**RECORDS TO PROCESS:**
..........

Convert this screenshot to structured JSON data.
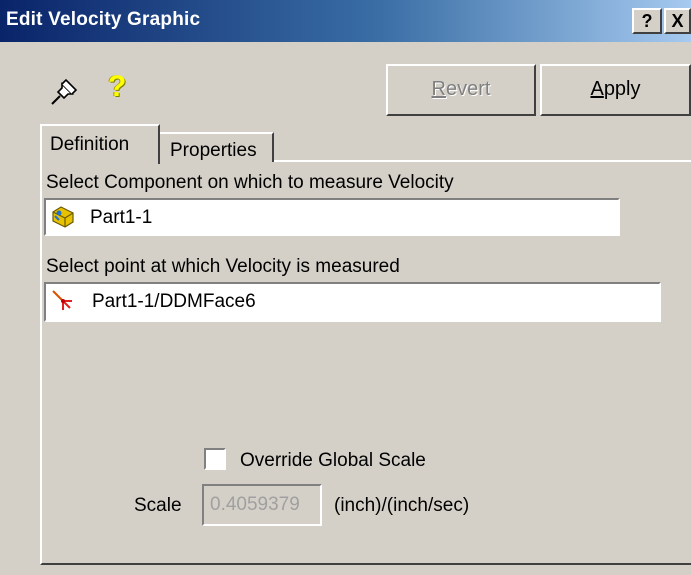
{
  "window": {
    "title": "Edit Velocity Graphic",
    "help_label": "?",
    "close_label": "X"
  },
  "toolbar": {
    "revert_label": "Revert",
    "apply_label": "Apply",
    "pin_icon": "pushpin-icon",
    "help_icon": "question-mark-icon"
  },
  "tabs": [
    {
      "label": "Definition",
      "active": true
    },
    {
      "label": "Properties",
      "active": false
    }
  ],
  "definition": {
    "component_label": "Select Component on which to measure Velocity",
    "component_value": "Part1-1",
    "component_icon": "part-component-icon",
    "point_label": "Select point at which Velocity is measured",
    "point_value": "Part1-1/DDMFace6",
    "point_icon": "point-marker-icon",
    "override_label": "Override Global Scale",
    "override_checked": false,
    "scale_label": "Scale",
    "scale_value": "0.4059379",
    "scale_units": "(inch)/(inch/sec)"
  },
  "colors": {
    "title_start": "#0a246a",
    "title_end": "#a6caf0",
    "face": "#d4d0c8"
  }
}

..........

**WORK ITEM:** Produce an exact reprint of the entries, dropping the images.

**ANSWER SPACE:**
Convert this screenshot to structured JSON data.
{
  "window": {
    "title": "Edit Velocity Graphic",
    "help_label": "?",
    "close_label": "X"
  },
  "toolbar": {
    "revert_label": "Revert",
    "apply_label": "Apply",
    "pin_icon": "pushpin-icon",
    "help_icon": "question-mark-icon"
  },
  "tabs": [
    {
      "label": "Definition",
      "active": true
    },
    {
      "label": "Properties",
      "active": false
    }
  ],
  "definition": {
    "component_label": "Select Component on which to measure Velocity",
    "component_value": "Part1-1",
    "component_icon": "part-component-icon",
    "point_label": "Select point at which Velocity is measured",
    "point_value": "Part1-1/DDMFace6",
    "point_icon": "point-marker-icon",
    "override_label": "Override Global Scale",
    "override_checked": false,
    "scale_label": "Scale",
    "scale_value": "0.4059379",
    "scale_units": "(inch)/(inch/sec)"
  },
  "colors": {
    "title_start": "#0a246a",
    "title_end": "#a6caf0",
    "face": "#d4d0c8"
  }
}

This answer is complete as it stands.